of the DS
as you can imagine its important to build up your stamina and that can only be done by beasting yourself on some hills before you get to
the 1st weekend. A 1k/m swimming test comes at the end of selection so don't neglect your pool sessions.'
Read this website
and the links aout it directly erlated to the SAS
Another good link
More on selection --
Boating Week. Candidates must
pass a combat fitness test
pass the SBS swimming test, which demands 600m in 15 minutes , 50m clothed with weapon and belt kit, and 25m underwater.
Complete all canoe trials, including a 5km march with Bergen and canoe and 30km canoe paddle.
Diving Week. Complete a number of dives, generally show confidence and willingness to dive.
Those successful will go on to the joint SAS/SBS selection course
Brecon Beacons phase (3 weeks)- land navigation marches with Bergen and weapon, culminating in " long drag". The majority who drop out will do so in
Pre-jungle training(2 weeks)- working in four-man patrols.
Jungle Training, Brunei (6 weeks).
Officer week/signals training (1 week).
Support Weapons Training (1 week).
Army Combat Survival Instructor Course (2 weeks)- survival, evasion, resistance, escape; well-known for its harsh Resistance To Interrogation
training; the last phase where many will be " binned".
Continuation training takes place mainly at Hereford
Demolitions (2 weeks)

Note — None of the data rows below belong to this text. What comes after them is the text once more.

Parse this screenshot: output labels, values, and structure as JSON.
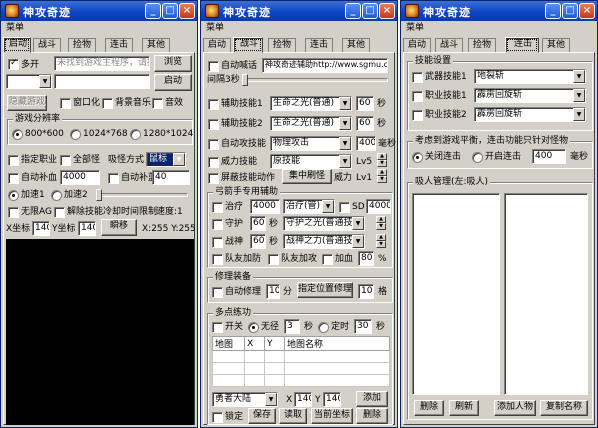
{
  "app": {
    "title": "神攻奇迹",
    "menu": "菜单",
    "tabs": [
      "启动",
      "战斗",
      "捡物",
      "连击",
      "其他"
    ],
    "minimize": "_",
    "maximize": "□",
    "close": "×"
  },
  "launch": {
    "multi_open": "多开",
    "path_placeholder": "未找到游戏主程序，请按",
    "browse": "浏览",
    "start": "启动",
    "hide_game": "隐藏游戏",
    "windowed": "窗口化",
    "bg_music": "背景音乐",
    "sound": "音效",
    "resolution_title": "游戏分辨率",
    "resolutions": [
      "800*600",
      "1024*768",
      "1280*1024"
    ],
    "assign_skill": "指定职业",
    "all_monsters": "全部怪",
    "suck_mode_label": "吸怪方式",
    "suck_mode_value": "鼠标",
    "auto_hp": "自动补血",
    "auto_hp_value": "4000",
    "auto_mp": "自动补蓝",
    "auto_mp_value": "40",
    "speedup1": "加速1",
    "speedup2": "加速2",
    "no_ag": "无限AG",
    "unlock_cd": "解除技能冷却时间限制",
    "speed_label": "速度:1",
    "x_label": "X坐标",
    "x_value": "140",
    "y_label": "Y坐标",
    "y_value": "140",
    "teleport": "瞬移",
    "coord_readout": "X:255  Y:255"
  },
  "combat": {
    "auto_shout": "自动喊话",
    "shout_text": "神攻奇迹辅助http://www.sgmu.cc",
    "interval_label": "间隔3秒",
    "skills": [
      {
        "label": "辅助技能1",
        "value": "生命之光(普通)",
        "num": "60",
        "unit": "秒"
      },
      {
        "label": "辅助技能2",
        "value": "生命之光(普通)",
        "num": "60",
        "unit": "秒"
      },
      {
        "label": "自动攻技能",
        "value": "物理攻击",
        "num": "400",
        "unit": "毫秒"
      }
    ],
    "power_skill": "威力技能",
    "power_value": "原技能",
    "lv5": "Lv5",
    "block_action": "屏蔽技能动作",
    "focus_kill": "集中刷怪",
    "power_lv1": "威力",
    "lv1": "Lv1",
    "archer_title": "弓箭手专用辅助",
    "heal": "治疗",
    "heal_value": "4000",
    "heal_target": "治疗(管)",
    "sd": "SD",
    "sd_value": "4000",
    "guard": "守护",
    "guard_num": "60",
    "guard_unit": "秒",
    "guard_skill": "守护之光(普通技能)",
    "war_god": "战神",
    "war_num": "60",
    "war_unit": "秒",
    "war_skill": "战神之力(普通技能)",
    "party_help": "队友加防",
    "party_atk": "队友加攻",
    "add_hp": "加血",
    "hp_pct": "80",
    "pct": "%",
    "repair_title": "修理装备",
    "auto_repair": "自动修理",
    "repair_num": "10",
    "repair_unit": "分",
    "assign_pos": "指定位置修理",
    "grid_num": "10",
    "grid_unit": "格",
    "multipoint_title": "多点练功",
    "switch_label": "开关",
    "no_interval": "无径",
    "interval_num": "3",
    "sec": "秒",
    "timed": "定时",
    "timed_num": "30",
    "table_headers": [
      "地图",
      "X",
      "Y",
      "地图名称"
    ],
    "map_select": "勇者大陆",
    "x_label": "X",
    "x_value": "140",
    "y_label": "Y",
    "y_value": "140",
    "add": "添加",
    "lock": "锁定",
    "save": "保存",
    "read": "读取",
    "current_coord": "当前坐标",
    "delete": "删除"
  },
  "combo": {
    "skill_settings_title": "技能设置",
    "weapon_skill1": "武器技能1",
    "weapon_skill1_value": "地裂斩",
    "job_skill1": "职业技能1",
    "job_skill1_value": "霹雳回旋斩",
    "job_skill2": "职业技能2",
    "job_skill2_value": "霹雳回旋斩",
    "balance_title": "考虑到游戏平衡，连击功能只针对怪物",
    "close_combo": "关闭连击",
    "open_combo": "开启连击",
    "combo_ms": "400",
    "ms": "毫秒",
    "suck_title": "吸人管理(左:吸人)",
    "delete": "删除",
    "refresh": "刷新",
    "add_person": "添加人物",
    "copy_name": "复制名称"
  }
}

Observation Post Training (1 week)
CQB Course (2 weeks)
Individual Skills Courses (8 weeks)- during this time men will undergo training as Special Forces medics or signallers, or further demolitions
training. Officers attend language training and a Special Forces commander's course.
Static Line Parachute Course (3 weeks)- for those who are not qualified paratroopers.
SBS students go on to their own 8-week boating and diving course, including underwater navigation and demolition, negotiating surf zones and
navigating a 55km course in the Klepper canoe, and infiltration via submarine. Following this Marines are rated as Swimmer Canoeist Class 3, and
entitled to wear the badge of this specialist qualification on the left cuff of their blue and green dress uniforms, " SC" over a wreath.
This and the parachute wings worn on the upper right sleeve are their only distinctions; they wear the same green beret and capbadge as all Royal
Marines, or white cap in blues. RM officers do not wear qualification badges, so they have just the parachute wings. For Marines to be promoted to
Corporal they must qualify as SC2 and to Sergeant SC3. These advanced training courses emphasize operational planning and training supervision.
Promotion to Sergeant also requires passing the Senior Command Course at the CTC, Lympstone.
Newly-qualified swimmer-canoeists will then join an operational troop, but of course training never ceases. They may go through further training in
combat medicine, communications, counter-terrorist operations, foreign languages, SDV " driving" and many other skills. Exercises are conducted with
friendly nations' units, the closest relations being with the SEALs and Dutch SBS.
Anyone still up for a good argument post a reply after you read those sites